Been reeling through my brain trying to think of what I can do to be of some use. Oh to be of use! The best I can come up with— it struck me this morning— is to switch gears and start thinking about my most ethereal idea of all, The Good Ship Manhattan.
Sitting on one of the benches at 51st and 6th. Things seem lighter and quieter than usual as far as foot traffic goes in this part of the city. People seem stern for the most part. And whatever conversations I do overhear are all, without exception, related to the attack....
Waiting for the library to open. It must be at 11 ‘cuz so many people are standing outside. I just wanna return Typee.
Went by H’s office just a few minutes ago since I couldn't reach her by phone. The day’s going normally hectic busy for her and she says she’s vaguely offended by that.
Heather’s building got a bomb scare serious enough apparently to result in the authorities shutting down the building until further notice, at least until Monday.
Air still has a slight taint of acrid smoke that was so strong this morning that it woke me up, poisoned my dreams.
Still no access to internet from home. Got a glance at my emails from Heather’s desk at work, but was only able to reply to DSP. Might try the Woodside library today later or tomorrow.
Had a run in with some adolescent boys at the library this afternoon that I’m not terribly proud of but, given the frustration I was feeling after trying to deal with my huge backlog of email, seems inevitable. They were back-sassing an older lady librarian who had asked them to leave. I told them, among other things, that they should shut up and do as she says, and that given what’s going on, it was time for them to start acting like citizens. Silly, I know, but it inspired me to come home and write an open letter to community organizations (schools, fire houses, police stations,) offering whatever services I can....
Guess we all have to ride this terrible wave for as long as it holds us under.
Caring for each other is the beginning and undoubtedly the end.
My Dec. 29, 2007 journal speculation on why Curt Dempster, now deceased Founding Artistic Director of Ensemble Studio Theatre, commissioned me to write The Sequence, which dramatizes the race to decode the human genome: a race accelerated and sharpened by bio-tech entrepreneur J. Craig Venter.
“Curt wanted me to tell this story ‘cuz he recognized in Craig a kindred spirit: a kinless prickly genius whogetsthingsdone.”
Still chewing on this Fisherman revision. Have to get it right. Has to be remarkable. Can’t just sit there like a placeholder, prosaic and flabby. Needs to be sharp and murky, like an exchange of knives.
If I do this grudge play it has to be in the spirit of Wilder. It has to seem silly and overly earnest and then cut to the bone and then throw up its hands and say, “Oh, no, no you misunderstand. Forget that last part. I really AM just silly and overly earnest.” It has to ring a bell true and then say, “Who me? What? Ring a bell? Well, yes, I guess I have. But I didn’t mean anything by it. Honest.”

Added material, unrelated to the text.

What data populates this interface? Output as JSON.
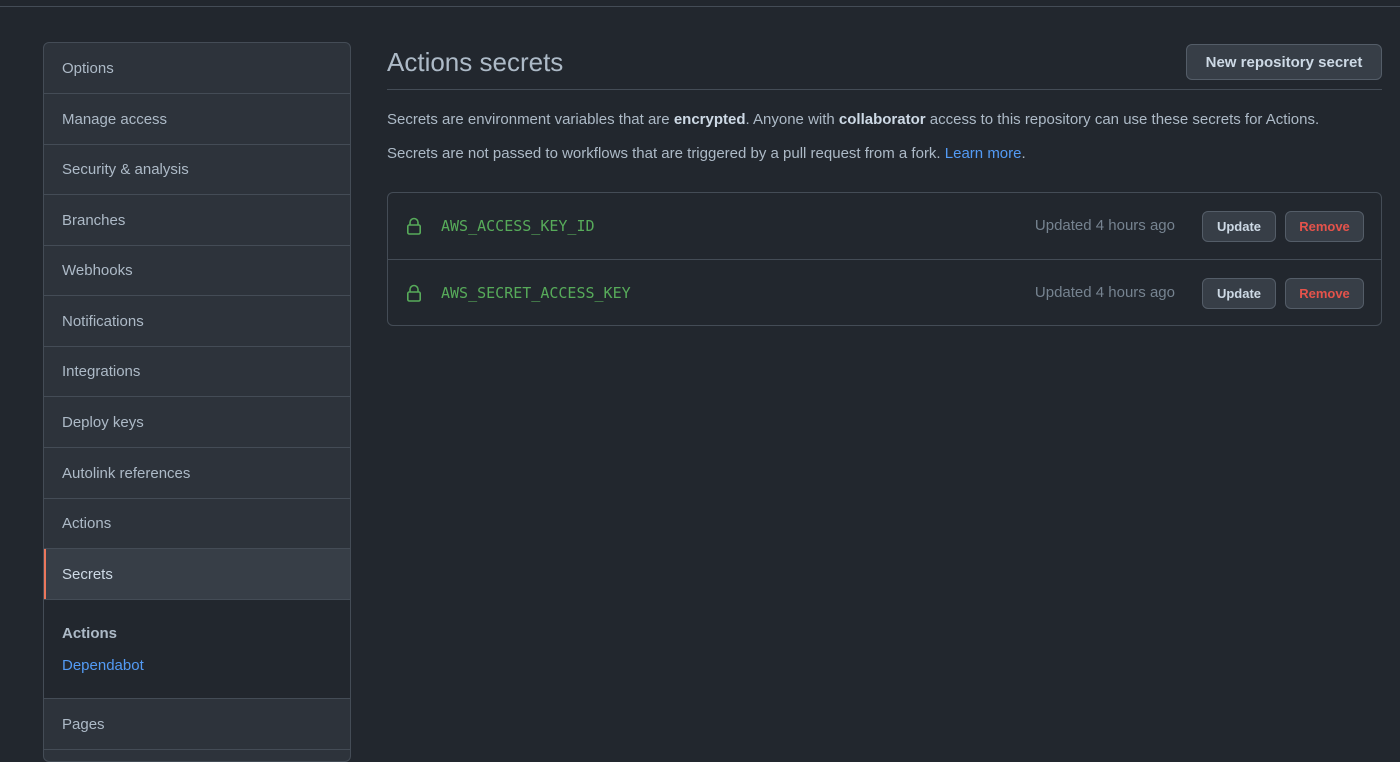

For reasons I would rather not get into I have taken to re-reading all my journals since I started handwriting them into marble comp books back in 1997. (I was typing for a living at the time and wanted to spare my wrists keyboarding my personal thoughts. I never went back to a digital.) The review is a pretty tedious endeavor. I wish I had described a lot less of my career woes and a lot more of my physical delights, but youth is ever wasted on the baselessly self-fascinated. Every so often as I read, however, I run across a little snippet, or string of them, that pleases me such that it prompts a desire to share.
. . . . Surprisingly, I find a deep correspondence between the Gould and the McMurtry. Both maintain—one overtly, the other subtly and subversively and ultimately more convincingly—that life has no plan, no forward progress, not even dominant echoes or themes; just the faintest hints of them. Contingency is all and contingency is one brutal motherfucker.